Amsterdam Tropenmuseum exhibit is modern, fascinating on many levels and inspiring. […] Modern and intelligent presentation makes the visit pleasant to a larger public, including children. | More information: www.amsterdam.info/museums/tropenmuseum
 Learn more about Rabindranath Tagore (1861-1941), his correspondence with his translator Frederik van Eeden (1860-1932) and Noto Soeroto (committed to spreading his educational ideas): “Tagore in The Netherlands” by Liesbeth Meyer
(visited 11 June 2020)

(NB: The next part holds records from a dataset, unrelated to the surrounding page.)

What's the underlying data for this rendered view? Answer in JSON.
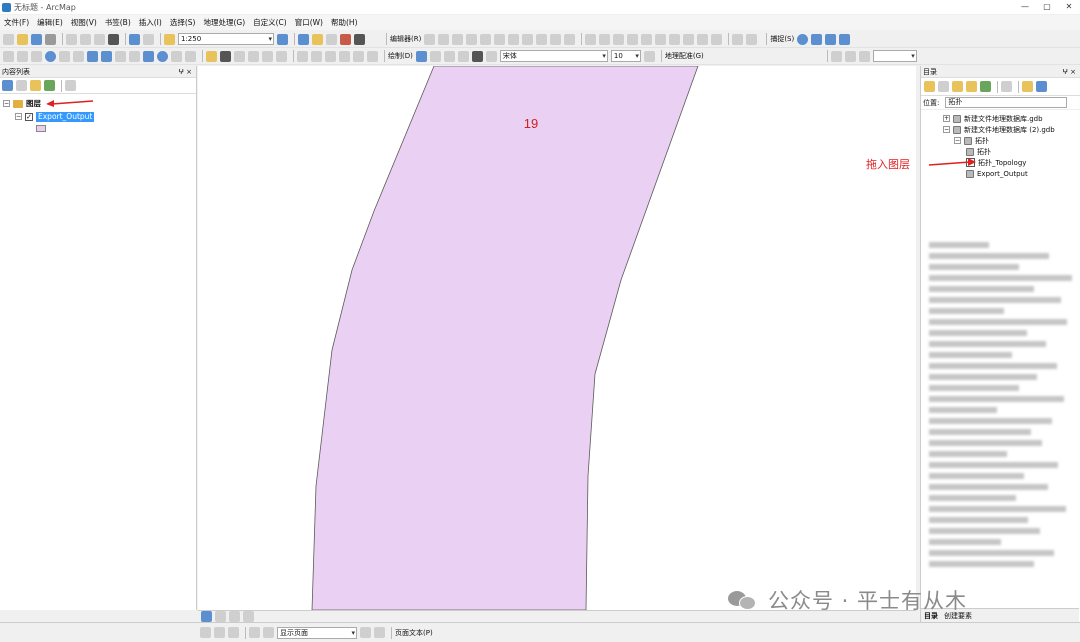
{
  "window": {
    "title": "无标题 - ArcMap",
    "controls": [
      "—",
      "▢",
      "✕"
    ]
  },
  "menu": [
    "文件(F)",
    "编辑(E)",
    "视图(V)",
    "书签(B)",
    "插入(I)",
    "选择(S)",
    "地理处理(G)",
    "自定义(C)",
    "窗口(W)",
    "帮助(H)"
  ],
  "toolbar1": {
    "scale": "1:250",
    "editor_label": "编辑器(R)",
    "snapping_label": "捕捉(S)"
  },
  "toolbar2": {
    "draw_label": "绘制(D)",
    "font_name": "宋体",
    "font_size": "10",
    "georef_label": "地理配准(G)"
  },
  "toc": {
    "title": "内容列表",
    "pin": "ⵖ ×",
    "group_label": "图层",
    "layer_label": "Export_Output",
    "layer_checked": true
  },
  "map": {
    "feature_label": "19",
    "polygon_fill": "#ead0f2",
    "polygon_stroke": "#5a5a5a"
  },
  "map_status": {
    "page_label": "显示页面"
  },
  "bottom": {
    "text_label": "页面文本(P)"
  },
  "catalog": {
    "title": "目录",
    "pin": "ⵖ ×",
    "location_label": "位置:",
    "location_value": "拓扑",
    "items": [
      {
        "label": "新建文件地理数据库.gdb",
        "indent": 0
      },
      {
        "label": "新建文件地理数据库 (2).gdb",
        "indent": 0
      },
      {
        "label": "拓扑",
        "indent": 1
      },
      {
        "label": "拓扑",
        "indent": 2
      },
      {
        "label": "拓扑_Topology",
        "indent": 2
      },
      {
        "label": "Export_Output",
        "indent": 1
      }
    ],
    "tabs": [
      "目录",
      "创建要素"
    ]
  },
  "annotations": {
    "drag_note": "拖入图层"
  },
  "watermark": {
    "text": "公众号 · 平士有从木"
  },
  "colors": {
    "selection": "#3399ff",
    "annotation": "#e02020"
  }
}
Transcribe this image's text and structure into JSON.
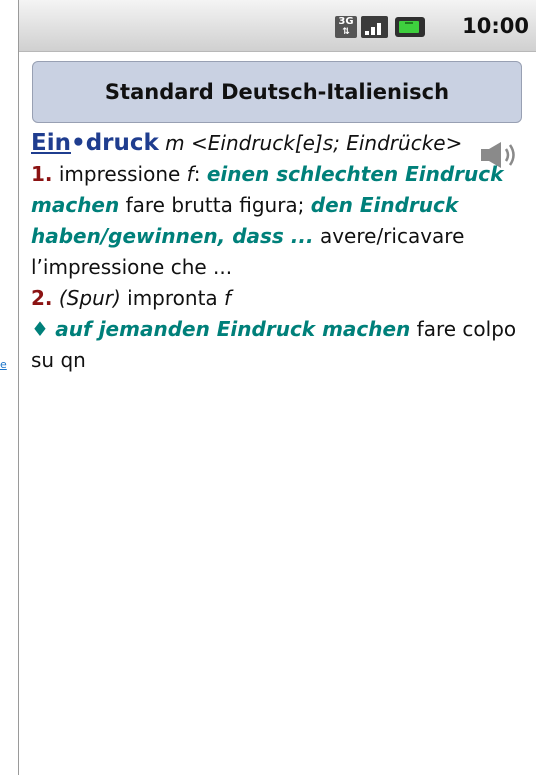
{
  "outer_link_text": "e",
  "status_bar": {
    "network_label": "3G",
    "time": "10:00",
    "icons": [
      "3g-icon",
      "signal-icon",
      "battery-icon"
    ]
  },
  "title": "Standard Deutsch-Italienisch",
  "entry": {
    "headword_underlined": "Ein",
    "headword_dot": "•",
    "headword_rest": "druck",
    "gender": "m",
    "grammar": "<Eindruck[e]s; Eindrücke>",
    "sense1_number": "1.",
    "sense1_translation": "impressione",
    "sense1_gender": "f",
    "sense1_sep": ":",
    "sense1_example1": "einen schlechten Eindruck machen",
    "sense1_trans1": "fare brutta figura;",
    "sense1_example2": "den Eindruck haben/gewinnen, dass ...",
    "sense1_trans2": "avere/ricavare l’impressione che ...",
    "sense2_number": "2.",
    "sense2_label": "(Spur)",
    "sense2_translation": "impronta",
    "sense2_gender": "f",
    "idiom_marker": "♦",
    "idiom_example": "auf jemanden Eindruck machen",
    "idiom_translation": "fare colpo su qn"
  },
  "colors": {
    "headword": "#1f3d8f",
    "sense_number": "#8b1212",
    "example": "#00807a",
    "title_box": "#c9d1e2"
  }
}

 See abstract and article (in Dutch) by Rokus De Groot: “Van Eeden En Tagore. Ethiek En Muziek.” Tijdschrift Van De Koninklijke Vereniging Voor Nederlandse Muziekgeschiedenis, vol. 49, no. 2, 1999, pp. 98–147. JSTOR, www.jstor.org/stable/939183
(visited 11 June 2020)
 In 1923 the building on the corner of Mauritskade and Linnaeusstraat was completed and the collections from Haarlem could be moved to Amsterdam. On 9 October 1926 Queen Wilhelmina officially opened the new Colonial Institute. The history of the Tropenmuseum is outlined here (in English):
Listen to Tagore: Unlocking Cages: Sunil Khilnani tells the story of the Bengali writer and thinker Rabindranath Tagore: https://bbc.in/1KVh4Cf >>
The acclaimed BBC 4 podcast series titled Incarnations: India in 50 Lives has also been published in book form (Allen Lane).
“I was moved by how many of these lives pose challenges to the Indian present,” he writes, “and remind us of future possibilities that are in danger of being closed off.” – Sunil Khilnani quoted in a review by William Dalrymple in The Guardian (14 March 2016)